Your answer must be the full listing, word for word, with no images in it.

──────────────────────────────

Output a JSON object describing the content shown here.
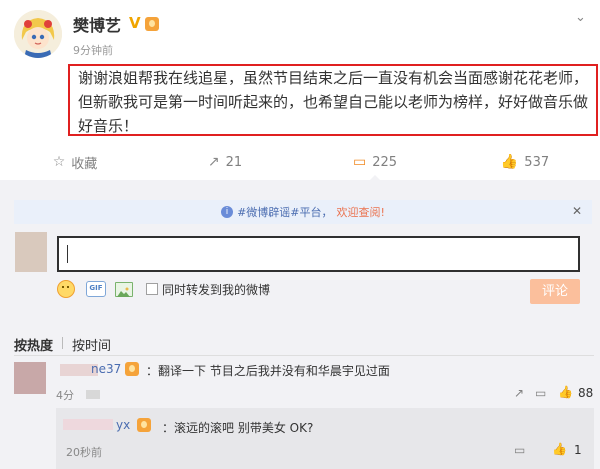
{
  "post": {
    "username": "樊博艺",
    "verified_mark": "V",
    "timestamp": "9分钟前",
    "text": "谢谢浪姐帮我在线追星，虽然节目结束之后一直没有机会当面感谢花花老师，但新歌我可是第一时间听起来的，也希望自己能以老师为榜样，好好做音乐做好音乐！",
    "more_icon": "chevron-down-icon"
  },
  "actions": {
    "favorite": {
      "label": "收藏",
      "icon": "star-icon"
    },
    "repost": {
      "count": "21",
      "icon": "share-icon"
    },
    "comment": {
      "count": "225",
      "icon": "comment-icon"
    },
    "like": {
      "count": "537",
      "icon": "thumbs-up-icon"
    }
  },
  "notice": {
    "info_icon_glyph": "i",
    "tag": "#微博辟谣#平台，",
    "link": "欢迎查阅!",
    "close_glyph": "✕"
  },
  "composer": {
    "gif_label": "GIF",
    "repost_checkbox_label": "同时转发到我的微博",
    "submit_label": "评论"
  },
  "sort": {
    "hot": "按热度",
    "time": "按时间"
  },
  "comments": [
    {
      "name_suffix": "ne37",
      "text": "：翻译一下 节目之后我并没有和华晨宇见过面",
      "time": "4分",
      "likes": "88"
    }
  ],
  "reply": {
    "name_suffix": "yx",
    "text": "：滚远的滚吧 别带美女 OK?",
    "time": "20秒前",
    "likes": "1"
  },
  "colors": {
    "accent_orange": "#f08a24",
    "highlight_red": "#e02020",
    "link_blue": "#4a6cb0",
    "submit_disabled": "#fbbf9c"
  }
}
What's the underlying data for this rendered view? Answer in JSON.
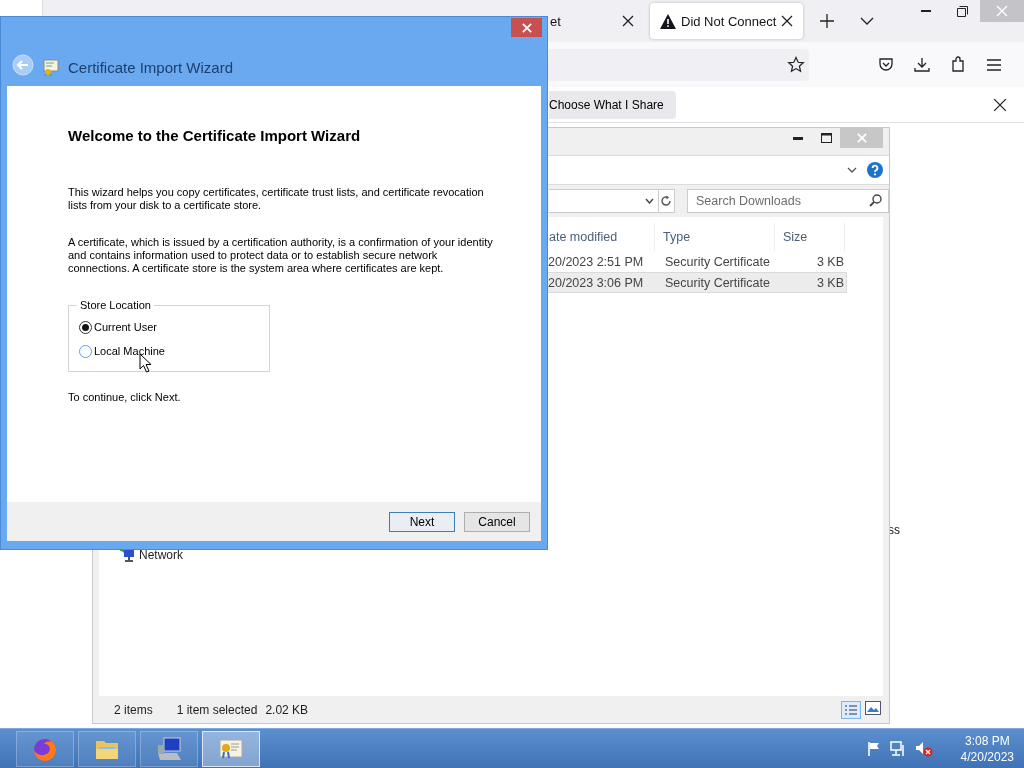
{
  "browser": {
    "tabs": [
      {
        "title": "et",
        "selected": false
      },
      {
        "title": "Did Not Connect",
        "selected": true
      }
    ],
    "notification": {
      "button": "Choose What I Share"
    },
    "page_text": "ss"
  },
  "explorer": {
    "search": {
      "placeholder": "Search Downloads"
    },
    "columns": [
      "ate modified",
      "Type",
      "Size"
    ],
    "rows": [
      {
        "date": "20/2023 2:51 PM",
        "type": "Security Certificate",
        "size": "3 KB",
        "selected": false
      },
      {
        "date": "20/2023 3:06 PM",
        "type": "Security Certificate",
        "size": "3 KB",
        "selected": true
      }
    ],
    "nav_items": [
      "Network"
    ],
    "status": {
      "items": "2 items",
      "selection": "1 item selected",
      "size": "2.02 KB"
    }
  },
  "wizard": {
    "title": "Certificate Import Wizard",
    "heading": "Welcome to the Certificate Import Wizard",
    "paragraphs": [
      "This wizard helps you copy certificates, certificate trust lists, and certificate revocation lists from your disk to a certificate store.",
      "A certificate, which is issued by a certification authority, is a confirmation of your identity and contains information used to protect data or to establish secure network connections. A certificate store is the system area where certificates are kept."
    ],
    "store_location": {
      "label": "Store Location",
      "options": [
        {
          "label": "Current User",
          "selected": true
        },
        {
          "label": "Local Machine",
          "selected": false
        }
      ]
    },
    "hint": "To continue, click Next.",
    "buttons": [
      {
        "label": "Next",
        "default": true
      },
      {
        "label": "Cancel",
        "default": false
      }
    ]
  },
  "taskbar": {
    "apps": [
      {
        "kind": "firefox",
        "active": false
      },
      {
        "kind": "explorer",
        "active": false
      },
      {
        "kind": "computer",
        "active": false
      },
      {
        "kind": "certificate",
        "active": true
      }
    ],
    "clock": {
      "time": "3:08 PM",
      "date": "4/20/2023"
    }
  }
}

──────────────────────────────

▶ [SOLVED PROBLEM]:
Output a JSON object describing the content shown here.
{
  "post": {
    "username": "樊博艺",
    "verified_mark": "V",
    "timestamp": "9分钟前",
    "text": "谢谢浪姐帮我在线追星，虽然节目结束之后一直没有机会当面感谢花花老师，但新歌我可是第一时间听起来的，也希望自己能以老师为榜样，好好做音乐做好音乐！",
    "more_icon": "chevron-down-icon"
  },
  "actions": {
    "favorite": {
      "label": "收藏",
      "icon": "star-icon"
    },
    "repost": {
      "count": "21",
      "icon": "share-icon"
    },
    "comment": {
      "count": "225",
      "icon": "comment-icon"
    },
    "like": {
      "count": "537",
      "icon": "thumbs-up-icon"
    }
  },
  "notice": {
    "info_icon_glyph": "i",
    "tag": "#微博辟谣#平台，",
    "link": "欢迎查阅!",
    "close_glyph": "✕"
  },
  "composer": {
    "gif_label": "GIF",
    "repost_checkbox_label": "同时转发到我的微博",
    "submit_label": "评论"
  },
  "sort": {
    "hot": "按热度",
    "time": "按时间"
  },
  "comments": [
    {
      "name_suffix": "ne37",
      "text": "：翻译一下 节目之后我并没有和华晨宇见过面",
      "time": "4分",
      "likes": "88"
    }
  ],
  "reply": {
    "name_suffix": "yx",
    "text": "：滚远的滚吧 别带美女 OK?",
    "time": "20秒前",
    "likes": "1"
  },
  "colors": {
    "accent_orange": "#f08a24",
    "highlight_red": "#e02020",
    "link_blue": "#4a6cb0",
    "submit_disabled": "#fbbf9c"
  }
}
What's the underlying data for this rendered view? Answer in JSON.
{
  "browser": {
    "tabs": [
      {
        "title": "et",
        "selected": false
      },
      {
        "title": "Did Not Connect",
        "selected": true
      }
    ],
    "notification": {
      "button": "Choose What I Share"
    },
    "page_text": "ss"
  },
  "explorer": {
    "search": {
      "placeholder": "Search Downloads"
    },
    "columns": [
      "ate modified",
      "Type",
      "Size"
    ],
    "rows": [
      {
        "date": "20/2023 2:51 PM",
        "type": "Security Certificate",
        "size": "3 KB",
        "selected": false
      },
      {
        "date": "20/2023 3:06 PM",
        "type": "Security Certificate",
        "size": "3 KB",
        "selected": true
      }
    ],
    "nav_items": [
      "Network"
    ],
    "status": {
      "items": "2 items",
      "selection": "1 item selected",
      "size": "2.02 KB"
    }
  },
  "wizard": {
    "title": "Certificate Import Wizard",
    "heading": "Welcome to the Certificate Import Wizard",
    "paragraphs": [
      "This wizard helps you copy certificates, certificate trust lists, and certificate revocation lists from your disk to a certificate store.",
      "A certificate, which is issued by a certification authority, is a confirmation of your identity and contains information used to protect data or to establish secure network connections. A certificate store is the system area where certificates are kept."
    ],
    "store_location": {
      "label": "Store Location",
      "options": [
        {
          "label": "Current User",
          "selected": true
        },
        {
          "label": "Local Machine",
          "selected": false
        }
      ]
    },
    "hint": "To continue, click Next.",
    "buttons": [
      {
        "label": "Next",
        "default": true
      },
      {
        "label": "Cancel",
        "default": false
      }
    ]
  },
  "taskbar": {
    "apps": [
      {
        "kind": "firefox",
        "active": false
      },
      {
        "kind": "explorer",
        "active": false
      },
      {
        "kind": "computer",
        "active": false
      },
      {
        "kind": "certificate",
        "active": true
      }
    ],
    "clock": {
      "time": "3:08 PM",
      "date": "4/20/2023"
    }
  }
}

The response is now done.